advertisement

The Long, Fat Tail of Content

So USA Today technology columnist Kevin Maney opines today that Barry Diller is no idiot. Duh. He’s talking about Diller’s recent speech at a technology conference, when he remarked that real talent is rare, which makes the proliferation of user-generated media such as blogging and podcasting much ado about nothing. The real game, says Diller, is to match high-quality content (and the A-list talent that creates it) to new-media delivery systems.

So USA Today technology columnist Kevin Maney opines today that Barry Diller is no idiot. Duh. He’s talking about Diller’s recent speech at a technology conference, when he remarked that real talent is rare, which makes the proliferation of user-generated media such as blogging and podcasting much ado about nothing. The real game, says Diller, is to match high-quality content (and the A-list talent that creates it) to new-media delivery systems.

advertisement
advertisement

Well, sure. It’s not as if no one thought of this. But Maney defends Diller in his piece as if this was news. He says Diller’s been proved right by two recent events: Apple’s deal with ABC and Google’s courtship of AOL.

He’s half right. While it’s true that Steve Jobs loves to innovate with technology, he’s actually more impactful as a dealmaker and marketer. The iPod was not the first mp3 player, just the one that connected the strongest with consumers. iTunes was not the first music store, just the one that got the business model right. And the video-capable iPod is not the first mobile video player, just the first one to make a deal with a major entertainment company.

Maney’s point — and Diller’s — is that any new medium or delivery system is nothing without great content. He cites Netflix CEO Reed Hastings’ description of the long-tail theory, which says that about a third of all media consumption is dominated by a few big hits, while the other two-thirds forms a long tail that consumed by small niche audiences.

This sounds to me like the old 20/80 rule of the entertainment industry — that 20% of the content generates 80% of media consumption. In other words, hits drive the business. Apparently, though, in the Internet age, that quotient may have shifted to 33/67.

Of course, these numbers are just expressions, not hard data. Still, it strikes me as valid that the web has enabled the long tail to grow a bit fatter.

advertisement

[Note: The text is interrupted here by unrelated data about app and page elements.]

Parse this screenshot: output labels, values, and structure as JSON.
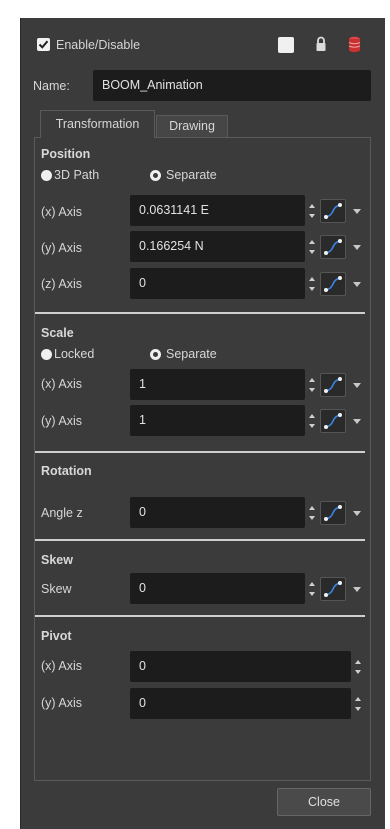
{
  "header": {
    "enable_label": "Enable/Disable",
    "enable_checked": true,
    "icons": [
      "color-swatch-icon",
      "lock-icon",
      "database-icon"
    ]
  },
  "name": {
    "label": "Name:",
    "value": "BOOM_Animation"
  },
  "tabs": [
    {
      "label": "Transformation",
      "active": true
    },
    {
      "label": "Drawing",
      "active": false
    }
  ],
  "position": {
    "title": "Position",
    "mode_3d_path": "3D Path",
    "mode_separate": "Separate",
    "x_label": "(x) Axis",
    "x_value": "0.0631141 E",
    "y_label": "(y) Axis",
    "y_value": "0.166254 N",
    "z_label": "(z) Axis",
    "z_value": "0"
  },
  "scale": {
    "title": "Scale",
    "mode_locked": "Locked",
    "mode_separate": "Separate",
    "x_label": "(x) Axis",
    "x_value": "1",
    "y_label": "(y) Axis",
    "y_value": "1"
  },
  "rotation": {
    "title": "Rotation",
    "angle_label": "Angle z",
    "angle_value": "0"
  },
  "skew": {
    "title": "Skew",
    "skew_label": "Skew",
    "skew_value": "0"
  },
  "pivot": {
    "title": "Pivot",
    "x_label": "(x) Axis",
    "x_value": "0",
    "y_label": "(y) Axis",
    "y_value": "0"
  },
  "footer": {
    "close_label": "Close"
  },
  "colors": {
    "panel": "#3b3b3b",
    "field": "#1c1c1c",
    "function_button": "#2a6fd1"
  }
}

That’s why Maney is reaching to say that Google’s courtship of AOL is another example of talent winning out. First off, everyone’s been courting AOL lately — not just Google (in fact, it was MSN that got the ball rolling). And those talks are only partially about AOL’s content. MSN and Yahoo are primarily interested so they can replace Google as AOL’s search-engine partner. Google is defending its turf.

What’s more, AOL is not that rich in content. Sure, they’re doing some great things over there, especially in music (with Live 8, Sessions, etc.), but they’re really just getting started. It’s not as if they’re a TV network with must-see shows. The content is not the key to those potential deals.

As with most things, I think the truth lies in the middle. Yes, Diller is right — talent is rare, and when you marry it to new technologies, you’ve got something. But the fact that the end of the tail may be growing fatter suggests something else: those niche audiences are worth something too. Technology has enabled the little guys to connect with each other, find their audiences, and even make money. In fact, that’s where the first revolution was — eBay and Google aggregated the little guys, connected them, and monetized them. Last I heard, these were pretty valuable companies.

advertisement
advertisement